Set down every record once more, exactly as given.

[Opening Input data section]

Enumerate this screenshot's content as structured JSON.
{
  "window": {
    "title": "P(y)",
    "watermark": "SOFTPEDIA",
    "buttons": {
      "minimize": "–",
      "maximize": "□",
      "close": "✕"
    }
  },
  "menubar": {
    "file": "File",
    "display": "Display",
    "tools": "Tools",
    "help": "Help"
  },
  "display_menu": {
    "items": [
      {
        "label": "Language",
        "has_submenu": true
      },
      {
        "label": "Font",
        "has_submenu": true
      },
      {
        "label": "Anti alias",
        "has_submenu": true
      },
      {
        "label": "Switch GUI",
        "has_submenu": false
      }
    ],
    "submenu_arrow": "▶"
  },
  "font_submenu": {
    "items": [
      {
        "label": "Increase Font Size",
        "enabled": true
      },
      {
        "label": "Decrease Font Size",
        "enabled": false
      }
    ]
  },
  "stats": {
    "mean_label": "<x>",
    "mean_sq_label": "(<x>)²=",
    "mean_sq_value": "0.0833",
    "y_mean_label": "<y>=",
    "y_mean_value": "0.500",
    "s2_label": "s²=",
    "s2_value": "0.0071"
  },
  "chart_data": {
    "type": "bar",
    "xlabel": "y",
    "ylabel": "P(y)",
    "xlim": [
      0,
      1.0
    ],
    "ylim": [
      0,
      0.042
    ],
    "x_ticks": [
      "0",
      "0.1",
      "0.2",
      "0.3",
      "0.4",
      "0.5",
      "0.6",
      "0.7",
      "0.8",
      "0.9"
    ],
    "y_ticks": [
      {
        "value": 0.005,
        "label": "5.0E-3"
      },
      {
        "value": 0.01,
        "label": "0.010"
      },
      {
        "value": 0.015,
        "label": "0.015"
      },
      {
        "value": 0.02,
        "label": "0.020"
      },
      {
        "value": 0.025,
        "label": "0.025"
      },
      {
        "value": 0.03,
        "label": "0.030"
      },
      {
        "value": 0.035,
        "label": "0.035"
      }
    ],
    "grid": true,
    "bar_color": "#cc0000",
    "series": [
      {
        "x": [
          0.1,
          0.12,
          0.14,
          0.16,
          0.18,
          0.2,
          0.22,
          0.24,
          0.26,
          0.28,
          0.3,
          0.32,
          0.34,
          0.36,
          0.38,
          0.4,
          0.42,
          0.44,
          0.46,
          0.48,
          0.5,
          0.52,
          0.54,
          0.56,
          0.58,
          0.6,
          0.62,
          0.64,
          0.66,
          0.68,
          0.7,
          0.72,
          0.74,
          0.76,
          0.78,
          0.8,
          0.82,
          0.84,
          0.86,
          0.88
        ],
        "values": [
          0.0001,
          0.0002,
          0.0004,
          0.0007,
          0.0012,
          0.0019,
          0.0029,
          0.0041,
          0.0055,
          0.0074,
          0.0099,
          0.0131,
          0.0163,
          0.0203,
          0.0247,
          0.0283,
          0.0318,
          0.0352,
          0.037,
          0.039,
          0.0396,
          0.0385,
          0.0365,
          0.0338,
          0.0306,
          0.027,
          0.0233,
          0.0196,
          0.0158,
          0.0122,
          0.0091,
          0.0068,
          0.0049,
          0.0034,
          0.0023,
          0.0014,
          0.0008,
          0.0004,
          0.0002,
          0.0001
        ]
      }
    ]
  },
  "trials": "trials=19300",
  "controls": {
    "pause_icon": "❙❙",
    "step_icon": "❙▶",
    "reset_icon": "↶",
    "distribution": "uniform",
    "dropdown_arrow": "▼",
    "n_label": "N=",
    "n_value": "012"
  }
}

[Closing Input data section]

Answer:
Enumerate this screenshot's content as structured JSON.
{
  "window": {
    "title": "P(y)",
    "watermark": "SOFTPEDIA",
    "buttons": {
      "minimize": "–",
      "maximize": "□",
      "close": "✕"
    }
  },
  "menubar": {
    "file": "File",
    "display": "Display",
    "tools": "Tools",
    "help": "Help"
  },
  "display_menu": {
    "items": [
      {
        "label": "Language",
        "has_submenu": true
      },
      {
        "label": "Font",
        "has_submenu": true
      },
      {
        "label": "Anti alias",
        "has_submenu": true
      },
      {
        "label": "Switch GUI",
        "has_submenu": false
      }
    ],
    "submenu_arrow": "▶"
  },
  "font_submenu": {
    "items": [
      {
        "label": "Increase Font Size",
        "enabled": true
      },
      {
        "label": "Decrease Font Size",
        "enabled": false
      }
    ]
  },
  "stats": {
    "mean_label": "<x>",
    "mean_sq_label": "(<x>)²=",
    "mean_sq_value": "0.0833",
    "y_mean_label": "<y>=",
    "y_mean_value": "0.500",
    "s2_label": "s²=",
    "s2_value": "0.0071"
  },
  "chart_data": {
    "type": "bar",
    "xlabel": "y",
    "ylabel": "P(y)",
    "xlim": [
      0,
      1.0
    ],
    "ylim": [
      0,
      0.042
    ],
    "x_ticks": [
      "0",
      "0.1",
      "0.2",
      "0.3",
      "0.4",
      "0.5",
      "0.6",
      "0.7",
      "0.8",
      "0.9"
    ],
    "y_ticks": [
      {
        "value": 0.005,
        "label": "5.0E-3"
      },
      {
        "value": 0.01,
        "label": "0.010"
      },
      {
        "value": 0.015,
        "label": "0.015"
      },
      {
        "value": 0.02,
        "label": "0.020"
      },
      {
        "value": 0.025,
        "label": "0.025"
      },
      {
        "value": 0.03,
        "label": "0.030"
      },
      {
        "value": 0.035,
        "label": "0.035"
      }
    ],
    "grid": true,
    "bar_color": "#cc0000",
    "series": [
      {
        "x": [
          0.1,
          0.12,
          0.14,
          0.16,
          0.18,
          0.2,
          0.22,
          0.24,
          0.26,
          0.28,
          0.3,
          0.32,
          0.34,
          0.36,
          0.38,
          0.4,
          0.42,
          0.44,
          0.46,
          0.48,
          0.5,
          0.52,
          0.54,
          0.56,
          0.58,
          0.6,
          0.62,
          0.64,
          0.66,
          0.68,
          0.7,
          0.72,
          0.74,
          0.76,
          0.78,
          0.8,
          0.82,
          0.84,
          0.86,
          0.88
        ],
        "values": [
          0.0001,
          0.0002,
          0.0004,
          0.0007,
          0.0012,
          0.0019,
          0.0029,
          0.0041,
          0.0055,
          0.0074,
          0.0099,
          0.0131,
          0.0163,
          0.0203,
          0.0247,
          0.0283,
          0.0318,
          0.0352,
          0.037,
          0.039,
          0.0396,
          0.0385,
          0.0365,
          0.0338,
          0.0306,
          0.027,
          0.0233,
          0.0196,
          0.0158,
          0.0122,
          0.0091,
          0.0068,
          0.0049,
          0.0034,
          0.0023,
          0.0014,
          0.0008,
          0.0004,
          0.0002,
          0.0001
        ]
      }
    ]
  },
  "trials": "trials=19300",
  "controls": {
    "pause_icon": "❙❙",
    "step_icon": "❙▶",
    "reset_icon": "↶",
    "distribution": "uniform",
    "dropdown_arrow": "▼",
    "n_label": "N=",
    "n_value": "012"
  }
}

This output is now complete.